China’s Cyber Statecraft is a far Greater Concern than Cyber Espionage

China’s Cyber Statecraft is a far Greater Concern than Cyber Espionage.

China has become notorious for its sponsorship of cyber industrial espionage, but such activity distracts attention from the country’s comprehensive cyber strategy, according to a new book, China’s Cyber Power. This strategy is designed to maintain domestic political cohesion, empower the Chinese military, and reshape global cyber governance.

China has become notorious for its sponsorship of cyber industrial espionage, but such activity distracts attention from the country’s comprehensive cyber strategy, according to China’s Cyber Power, the new book by Nigel Inkster, Director of Future Conflict and Cyber Security at the International Institute for Strategic Studies (IISS). This strategy is designed to maintain domestic political cohesion, empower the Chinese military, and reshape global cyber governance.

“The cyber domain is an increasingly critical factor in the country’s pursuit of strength through modernization, and of protection from perceived threats, whether internal or external,” Inkster writes.

IISS says that with the world’s largest Internet-user community and four of its most valuable Internet companies, China is likely to soon have a digital marketplace more extensive than any other. Beijing therefore sees the development of world-class cyber capabilities as key to economic and social development. It regards the effective integration of advanced cyber capabilities into its armed forces as crucial to enhancing their combat capabilities. And it perceives efforts to shape international cyber-governance and cyber-security regimes as increasingly important to national security, as well as to its ability to protect and promote Chinese interests worldwide.

China’s Cyber Powerexamines the country’s use of cyber industrial espionage against Western corporations and strategic competitors. It finds that while there is much evidence to support the case against Beijing, such activity may diminish in the face of US pressure – based on threats of legal action against Chinese corporations – and a pressing need to clean up China’s chaotic online environment.

Yet the most significant effects of China’s cyber strategy will be on statecraft.
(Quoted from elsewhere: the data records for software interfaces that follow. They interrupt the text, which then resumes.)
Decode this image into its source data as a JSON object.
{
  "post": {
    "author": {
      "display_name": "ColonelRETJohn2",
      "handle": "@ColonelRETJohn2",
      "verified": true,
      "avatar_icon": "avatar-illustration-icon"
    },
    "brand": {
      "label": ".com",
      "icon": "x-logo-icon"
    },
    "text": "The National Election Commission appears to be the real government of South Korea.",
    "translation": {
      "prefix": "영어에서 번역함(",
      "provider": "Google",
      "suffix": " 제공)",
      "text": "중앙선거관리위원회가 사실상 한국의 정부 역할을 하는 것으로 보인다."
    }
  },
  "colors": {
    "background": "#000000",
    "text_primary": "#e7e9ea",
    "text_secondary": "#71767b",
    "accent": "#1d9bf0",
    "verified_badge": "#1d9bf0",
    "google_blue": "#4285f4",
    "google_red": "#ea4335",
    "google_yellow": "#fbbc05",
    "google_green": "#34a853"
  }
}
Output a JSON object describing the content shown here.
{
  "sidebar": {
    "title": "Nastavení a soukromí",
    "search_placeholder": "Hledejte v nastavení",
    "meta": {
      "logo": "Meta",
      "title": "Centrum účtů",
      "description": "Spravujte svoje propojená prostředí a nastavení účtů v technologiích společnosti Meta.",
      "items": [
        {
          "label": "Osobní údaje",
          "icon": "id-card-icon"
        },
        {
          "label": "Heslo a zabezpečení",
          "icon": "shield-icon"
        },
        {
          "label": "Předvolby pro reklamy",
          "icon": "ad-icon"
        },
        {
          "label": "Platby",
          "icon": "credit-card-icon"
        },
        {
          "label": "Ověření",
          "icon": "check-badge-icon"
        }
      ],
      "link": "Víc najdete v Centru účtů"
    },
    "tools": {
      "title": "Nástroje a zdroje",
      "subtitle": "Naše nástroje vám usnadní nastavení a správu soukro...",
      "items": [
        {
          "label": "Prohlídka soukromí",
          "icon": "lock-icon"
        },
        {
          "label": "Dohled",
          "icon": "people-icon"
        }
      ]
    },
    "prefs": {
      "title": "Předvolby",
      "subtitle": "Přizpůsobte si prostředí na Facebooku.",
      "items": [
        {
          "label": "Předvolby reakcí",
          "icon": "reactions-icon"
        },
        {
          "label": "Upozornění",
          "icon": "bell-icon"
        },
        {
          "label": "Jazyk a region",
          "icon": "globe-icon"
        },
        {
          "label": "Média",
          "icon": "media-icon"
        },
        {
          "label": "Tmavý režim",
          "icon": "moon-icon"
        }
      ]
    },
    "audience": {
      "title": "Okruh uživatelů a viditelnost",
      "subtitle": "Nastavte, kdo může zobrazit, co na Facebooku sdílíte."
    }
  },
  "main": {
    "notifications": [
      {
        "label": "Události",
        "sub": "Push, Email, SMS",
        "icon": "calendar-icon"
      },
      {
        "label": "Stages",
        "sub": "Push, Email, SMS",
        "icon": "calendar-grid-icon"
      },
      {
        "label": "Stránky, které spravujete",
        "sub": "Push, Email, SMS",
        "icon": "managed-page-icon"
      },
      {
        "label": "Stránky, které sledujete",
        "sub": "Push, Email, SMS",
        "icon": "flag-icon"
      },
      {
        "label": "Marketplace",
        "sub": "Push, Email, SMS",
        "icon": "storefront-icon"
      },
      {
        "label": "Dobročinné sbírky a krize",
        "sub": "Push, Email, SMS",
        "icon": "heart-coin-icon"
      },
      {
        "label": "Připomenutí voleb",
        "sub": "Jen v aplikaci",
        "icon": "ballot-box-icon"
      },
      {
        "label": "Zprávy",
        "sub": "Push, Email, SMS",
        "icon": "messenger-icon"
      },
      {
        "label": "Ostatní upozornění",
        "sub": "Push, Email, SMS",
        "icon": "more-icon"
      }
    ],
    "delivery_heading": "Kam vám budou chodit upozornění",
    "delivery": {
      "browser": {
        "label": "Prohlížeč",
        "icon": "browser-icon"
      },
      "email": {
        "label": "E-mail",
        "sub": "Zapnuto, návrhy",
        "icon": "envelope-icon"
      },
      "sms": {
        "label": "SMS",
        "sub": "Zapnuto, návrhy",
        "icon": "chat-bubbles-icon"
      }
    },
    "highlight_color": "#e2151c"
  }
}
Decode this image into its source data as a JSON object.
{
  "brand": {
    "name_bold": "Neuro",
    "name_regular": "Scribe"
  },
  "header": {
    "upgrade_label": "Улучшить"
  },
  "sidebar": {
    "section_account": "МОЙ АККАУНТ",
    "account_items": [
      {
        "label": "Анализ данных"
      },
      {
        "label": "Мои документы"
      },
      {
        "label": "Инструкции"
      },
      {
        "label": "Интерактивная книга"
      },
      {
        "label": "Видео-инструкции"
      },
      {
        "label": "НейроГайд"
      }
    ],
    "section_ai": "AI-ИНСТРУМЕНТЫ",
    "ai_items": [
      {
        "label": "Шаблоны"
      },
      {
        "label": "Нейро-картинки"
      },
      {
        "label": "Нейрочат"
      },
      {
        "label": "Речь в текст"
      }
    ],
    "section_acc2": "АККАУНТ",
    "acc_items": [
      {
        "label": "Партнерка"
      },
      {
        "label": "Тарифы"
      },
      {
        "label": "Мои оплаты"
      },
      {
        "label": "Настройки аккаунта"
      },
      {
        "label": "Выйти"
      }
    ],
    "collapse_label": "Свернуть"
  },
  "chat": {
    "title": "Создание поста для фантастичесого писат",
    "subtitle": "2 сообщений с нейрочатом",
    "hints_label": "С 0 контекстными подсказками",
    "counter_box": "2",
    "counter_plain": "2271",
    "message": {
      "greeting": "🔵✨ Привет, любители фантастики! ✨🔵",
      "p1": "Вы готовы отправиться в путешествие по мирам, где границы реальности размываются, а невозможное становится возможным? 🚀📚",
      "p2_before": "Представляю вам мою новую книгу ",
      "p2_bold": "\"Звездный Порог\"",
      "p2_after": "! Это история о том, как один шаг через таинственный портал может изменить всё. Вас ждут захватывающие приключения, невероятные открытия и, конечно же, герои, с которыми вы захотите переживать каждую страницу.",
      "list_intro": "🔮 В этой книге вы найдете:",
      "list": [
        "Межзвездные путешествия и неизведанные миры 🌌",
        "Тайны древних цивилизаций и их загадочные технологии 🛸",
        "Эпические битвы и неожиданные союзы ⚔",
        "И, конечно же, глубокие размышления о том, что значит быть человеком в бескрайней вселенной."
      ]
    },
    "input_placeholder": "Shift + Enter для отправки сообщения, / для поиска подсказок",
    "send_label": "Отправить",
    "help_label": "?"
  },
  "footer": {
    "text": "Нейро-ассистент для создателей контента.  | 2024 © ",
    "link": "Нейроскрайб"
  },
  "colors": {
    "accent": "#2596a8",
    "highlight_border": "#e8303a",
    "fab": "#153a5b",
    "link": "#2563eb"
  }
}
Beijing’s assertiveness has grown with its economic power, and it has become more selective in adhering to the norms of the post-war global order. In the cyber domain, China has sought to promote the concepts of information security and cyber sovereignty – in essence, the right of states to control content – and in doing so has created a system of values increasingly at odds with Western liberal democracy. Managing this challenge will be a growing preoccupation of Western policymakers for some time to come.

China has an ambitious strategy to integrate its real-world and virtual economies, called Internet Plus. But, from the outset, the Chinese Communist Party has had to confront the inherent tension between the free flow of information facilitated by the internet and its overriding imperative of remaining in power. On balance, the Chinese state appears to have achieved a level of domestic information dominance that, while not absolute, is sufficient to prevent its citizens from accessing undesirable information, and to keep exchanges on China’s lively social-media platforms within acceptable bounds.

IISS says that China’s Cyber Power provides a detailed analysis of the country’s growing cyber capabilities, and situates these capabilities within their wider cultural, historical, and strategic context. Through the prism of the cyber domain, the book examines China’s long struggle to modernize while preserving cultural self-esteem. It addresses many of the significant strategic questions about China’s rise that occupy the attention of policymakers and scholars.

Read full article on Homeland Security News Wire.